WHAT YOU HAVE TO DO :: Each record should be written out exactly as given.

DATA FOR ANALYSIS ::

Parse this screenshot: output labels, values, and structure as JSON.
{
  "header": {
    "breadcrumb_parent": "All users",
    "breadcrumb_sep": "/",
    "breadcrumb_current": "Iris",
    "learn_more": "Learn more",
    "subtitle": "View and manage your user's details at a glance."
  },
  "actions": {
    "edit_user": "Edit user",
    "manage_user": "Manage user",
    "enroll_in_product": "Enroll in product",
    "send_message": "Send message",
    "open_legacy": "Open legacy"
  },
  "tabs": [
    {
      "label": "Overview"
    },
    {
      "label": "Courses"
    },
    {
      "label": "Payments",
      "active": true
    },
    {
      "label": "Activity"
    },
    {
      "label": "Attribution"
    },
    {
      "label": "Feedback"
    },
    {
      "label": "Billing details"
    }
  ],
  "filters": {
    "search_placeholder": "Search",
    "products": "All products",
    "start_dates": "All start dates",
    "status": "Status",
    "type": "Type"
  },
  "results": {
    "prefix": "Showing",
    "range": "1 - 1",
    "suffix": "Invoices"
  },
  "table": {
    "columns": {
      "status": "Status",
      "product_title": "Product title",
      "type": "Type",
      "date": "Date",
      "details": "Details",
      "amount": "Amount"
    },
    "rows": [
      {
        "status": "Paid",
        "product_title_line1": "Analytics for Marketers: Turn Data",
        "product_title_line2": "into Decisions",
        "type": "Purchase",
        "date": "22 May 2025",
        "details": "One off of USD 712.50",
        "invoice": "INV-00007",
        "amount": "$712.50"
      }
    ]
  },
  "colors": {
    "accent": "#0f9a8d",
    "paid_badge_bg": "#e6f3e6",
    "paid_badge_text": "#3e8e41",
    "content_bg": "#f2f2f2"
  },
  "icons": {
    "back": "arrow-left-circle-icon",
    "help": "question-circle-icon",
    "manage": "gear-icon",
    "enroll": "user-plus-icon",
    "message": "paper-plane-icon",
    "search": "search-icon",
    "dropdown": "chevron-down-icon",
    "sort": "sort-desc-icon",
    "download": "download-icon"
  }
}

PROBLEM SOLUTION ::
Parse this screenshot: output labels, values, and structure as JSON.
{
  "header": {
    "breadcrumb_parent": "All users",
    "breadcrumb_sep": "/",
    "breadcrumb_current": "Iris",
    "learn_more": "Learn more",
    "subtitle": "View and manage your user's details at a glance."
  },
  "actions": {
    "edit_user": "Edit user",
    "manage_user": "Manage user",
    "enroll_in_product": "Enroll in product",
    "send_message": "Send message",
    "open_legacy": "Open legacy"
  },
  "tabs": [
    {
      "label": "Overview"
    },
    {
      "label": "Courses"
    },
    {
      "label": "Payments",
      "active": true
    },
    {
      "label": "Activity"
    },
    {
      "label": "Attribution"
    },
    {
      "label": "Feedback"
    },
    {
      "label": "Billing details"
    }
  ],
  "filters": {
    "search_placeholder": "Search",
    "products": "All products",
    "start_dates": "All start dates",
    "status": "Status",
    "type": "Type"
  },
  "results": {
    "prefix": "Showing",
    "range": "1 - 1",
    "suffix": "Invoices"
  },
  "table": {
    "columns": {
      "status": "Status",
      "product_title": "Product title",
      "type": "Type",
      "date": "Date",
      "details": "Details",
      "amount": "Amount"
    },
    "rows": [
      {
        "status": "Paid",
        "product_title_line1": "Analytics for Marketers: Turn Data",
        "product_title_line2": "into Decisions",
        "type": "Purchase",
        "date": "22 May 2025",
        "details": "One off of USD 712.50",
        "invoice": "INV-00007",
        "amount": "$712.50"
      }
    ]
  },
  "colors": {
    "accent": "#0f9a8d",
    "paid_badge_bg": "#e6f3e6",
    "paid_badge_text": "#3e8e41",
    "content_bg": "#f2f2f2"
  },
  "icons": {
    "back": "arrow-left-circle-icon",
    "help": "question-circle-icon",
    "manage": "gear-icon",
    "enroll": "user-plus-icon",
    "message": "paper-plane-icon",
    "search": "search-icon",
    "dropdown": "chevron-down-icon",
    "sort": "sort-desc-icon",
    "download": "download-icon"
  }
}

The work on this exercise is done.